Although MCI says there's no connection between the bankruptcy and a recent spate of rate increases, the fact is that a company in WorldCom's position has to do what it can to boost cash flow.

And there are worrisome signs that WorldCom may be trying to ease its pain by siphoning a little extra from your wallet each month.

Some prices rose in September, including per-minute rates for MCI's Anytime Classic and Anytime Connection calling plans, which climbed 14 to 17 percent.

Last month, MCI announced more - and steeper - increases in various residential prices, with per-minute rates rising as much as 80 percent.

A sampling: As of Monday, evening and weekend rates on its Everyday Classic, Everyday Savings and Everyday Plus calling plans rose 80 percent, from 5 cents a minute to 9 cents a minute. The monthly fee for its Anytime Advantage plan rose 51 percent, from $3.95 to $5.95 per month.

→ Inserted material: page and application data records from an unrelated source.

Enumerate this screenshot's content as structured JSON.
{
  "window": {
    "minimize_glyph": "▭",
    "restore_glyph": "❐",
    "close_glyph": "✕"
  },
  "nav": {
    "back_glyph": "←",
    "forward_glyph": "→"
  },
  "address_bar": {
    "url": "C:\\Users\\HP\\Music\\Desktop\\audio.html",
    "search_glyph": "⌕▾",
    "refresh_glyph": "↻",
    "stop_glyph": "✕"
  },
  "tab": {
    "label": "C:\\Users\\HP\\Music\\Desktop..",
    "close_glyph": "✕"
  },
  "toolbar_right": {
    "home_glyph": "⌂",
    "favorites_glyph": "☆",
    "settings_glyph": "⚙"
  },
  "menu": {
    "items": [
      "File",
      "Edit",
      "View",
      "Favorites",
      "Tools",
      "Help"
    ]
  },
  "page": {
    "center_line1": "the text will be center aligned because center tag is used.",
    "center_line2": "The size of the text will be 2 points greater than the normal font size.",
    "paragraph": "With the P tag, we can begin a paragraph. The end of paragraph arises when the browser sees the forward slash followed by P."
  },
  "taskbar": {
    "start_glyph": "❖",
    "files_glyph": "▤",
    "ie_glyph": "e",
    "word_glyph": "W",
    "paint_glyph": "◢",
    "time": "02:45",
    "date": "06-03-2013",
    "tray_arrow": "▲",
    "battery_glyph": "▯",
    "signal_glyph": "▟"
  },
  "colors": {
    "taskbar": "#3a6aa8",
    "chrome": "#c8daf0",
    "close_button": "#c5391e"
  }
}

And that wasn't the end of it. This week, more increases were announced, including some that affect broad swaths of MCI customers.

Starting next month, receiving your long-distance bill along with your local phone bill will cost you $2.50 a month instead of $1.50. And MCI is raising its Universal Service Fee from 9.9 percent to 10.5 percent.

To top that off, in February, MCI plans to add a second fee - dubbed a "Carrier Cost Recovery Charge" - to pay for government-mandated expenses. It says the new charge will cover the costs of services to the hearing-impaired, number portability, and "federal regulatory fees."

Kate Dean of the nonprofit Telecommunications Research and Action Center (TRAC), which follows long-distance pricing, says no other company charges such a fee, though the inspiration for it is hardly new. For the last year, Dean says, Sprint has been tacking a 1.08 percent "property tax" onto its long-distance bills.

"It's another way of passing costs off to the consumer," Dean says.

Lauren B. Kallens, a WorldCom spokeswoman, says the recent price hikes are part of the normal course of business and "absolutely have nothing to do" with the bankruptcy. Most of the increases in per-minute rates and monthly fees come in plans that MCI no longer markets, she adds. (For a list of the recent rate changes, see

"We're constantly listening to our customers and developing new plans," Kallens says. "We actively contact our customers and let them know about plans that may better fit their needs."

That may be true, and MCI still deserves credit for being an innovative competitor, befitting a company that helped vanquish Ma Bell's monopoly.

For instance, its Neighborhood Complete plan offers unlimited local and long-distance calls, both in-state and state-to-state, for $50 a month. Even with taxes and surcharges (about $15 in Pennsylvania or $12 in New Jersey, Kallens says), the plan could offer big savings to the right kind of caller: one who, month in and month out, makes a large volume of long-distance calls.

But why raise rates 80 percent on an older plan? In particular, why raise them on a plan such as Everyday Savings, which already charges a $3.95 monthly fee, a 25-cent-a-minute peak rate, and a $6 monthly minimum?

There's only one answer that comes to mind: Because it can, and because it's counting on at least some customers not noticing, or not noticing right away.

So look at your bill. Somebody has to pay for the WorldCom collapse. But in a free market, it doesn't have to be you.

© Wichita Eagle